Roger Burkhardt from Ingres gave some real world examples of why he thought rPath’s model would work best (hint: it’s because they built their BI appliance with rBuilder).
I’m in your camp, (Billy) … I’ve never bought a “kit car” myself and back in my CTO role at the NYSE I didn’t want my team building the software equivalent. I had 30 people just building development stacks for trading systems alone and – to your point – they started with certified components. The need to coordinate patches between various vendors sometimes led to substantial project delays. Now, at Ingres, we have addressed this with your team and our customers and partners are reporting enormous reductions in effort from our rpath and JasperSoft-based Ingres Icebreaker BI Appliance. A 75% reduction in effort is at the low end of the metrics reported back and the speed improvements are even greater.
And then there’s Oracle. According to Haff, the Unbreakable Linux department, from which this Xen-based Oracle VM announcement sprung yesterday, is “based on the idea that when you buy an application from Oracle you also get some bits that let the application sit on top of the hardware and perform necessary tasks like talking to disk. Oracle has been subsuming operating system functions like memory and storage management for years; subsuming the whole operating system was just the next logical step,” he said.
And I’ll let you connect the dots from here: Oracle VM is based on Xen, which is a hypervisor, which by definition is all about subverting the role of the OS. Oracle is just taking the whole thing a step further, a step roughly the size of Larry Ellison’s private yacht, to the point where they want to reduce not only the role of the OS (with Unbreakable), but also the hypervisor. Trouble is, there’s really no data available today to support the theory that IT managers are ready to accept separate silos of hypervisors from a slew of different vendors and then one dedicated to just Oracle applications.

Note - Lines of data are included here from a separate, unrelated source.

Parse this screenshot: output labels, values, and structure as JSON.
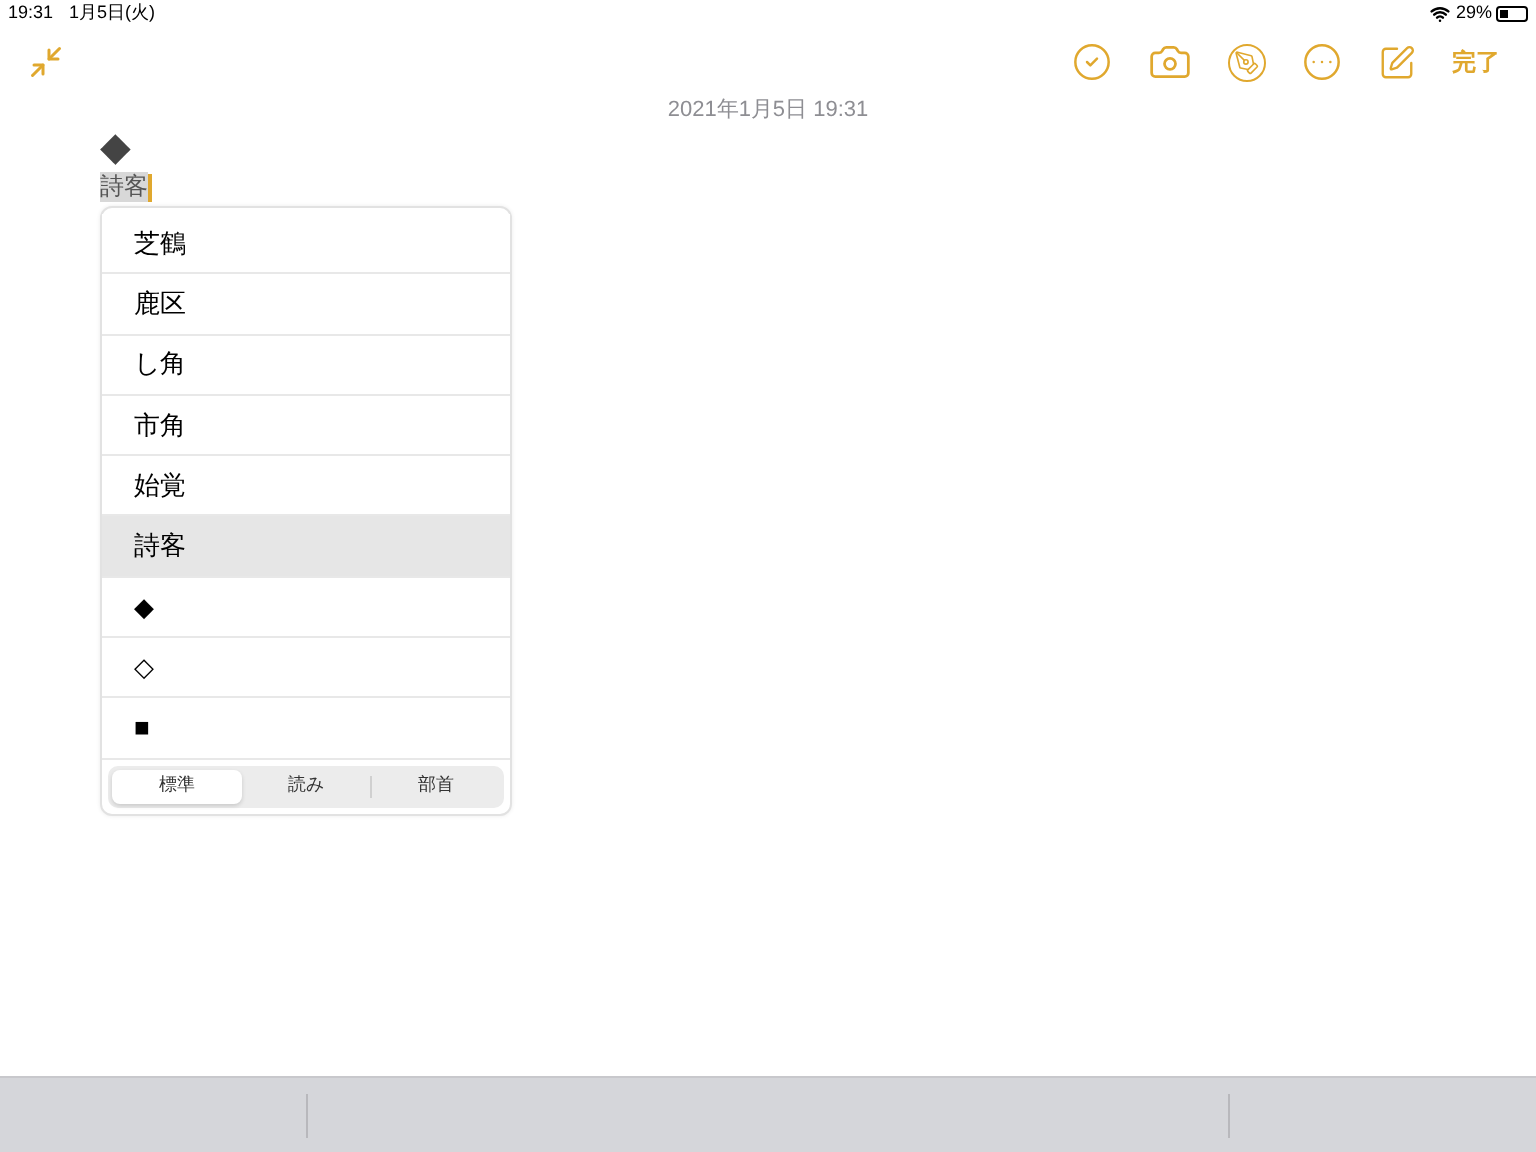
{
  "status_bar": {
    "time": "19:31",
    "date": "1月5日(火)",
    "battery": "29%"
  },
  "toolbar": {
    "done": "完了"
  },
  "note": {
    "timestamp": "2021年1月5日 19:31",
    "symbol": "◆",
    "text": "詩客"
  },
  "candidates": [
    {
      "text": "芝鶴",
      "selected": false
    },
    {
      "text": "鹿区",
      "selected": false
    },
    {
      "text": "し角",
      "selected": false
    },
    {
      "text": "市角",
      "selected": false
    },
    {
      "text": "始覚",
      "selected": false
    },
    {
      "text": "詩客",
      "selected": true
    },
    {
      "text": "◆",
      "selected": false
    },
    {
      "text": "◇",
      "selected": false
    },
    {
      "text": "■",
      "selected": false
    }
  ],
  "segments": [
    {
      "label": "標準",
      "selected": true
    },
    {
      "label": "読み",
      "selected": false
    },
    {
      "label": "部首",
      "selected": false
    }
  ]
}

For now, the biggest challenge Haff saw facing Oracle is similar to that facing software appliances in general. “There’s an implicit assumption that users will be willing to have one virtualization for their boxes that run Oracle and another virtualization for everything else. That the maker of the hypervisor bits doesn’t matter,” he said.

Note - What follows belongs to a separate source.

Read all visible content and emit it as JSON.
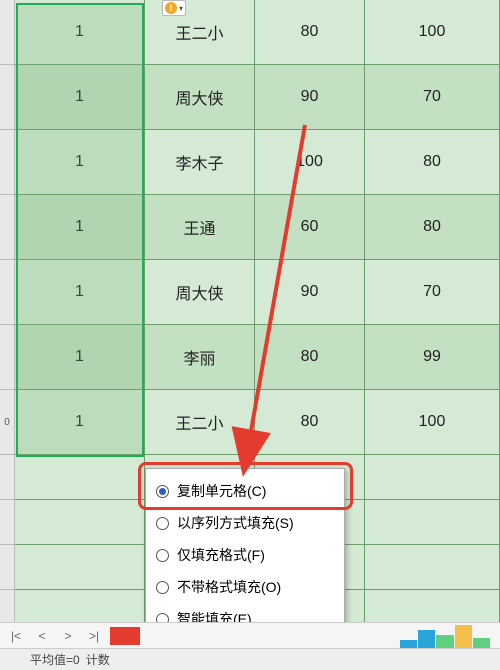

So far, there’s scant evidence that users are willing to be quite so blase about their server virtualization. Furthermore, brand preferences aside, it remains early days for standards that handle the control and movement of virtual machines across virtual infrastructures sourced from different vendors. — Gordon Haff
This is an announcement and a trend with long term implications. There’s nothing to see here in the short term and, just like Unbreakable Linux, once the original run of press stories and industry discussion dies down, it will stay pretty quiet. For now.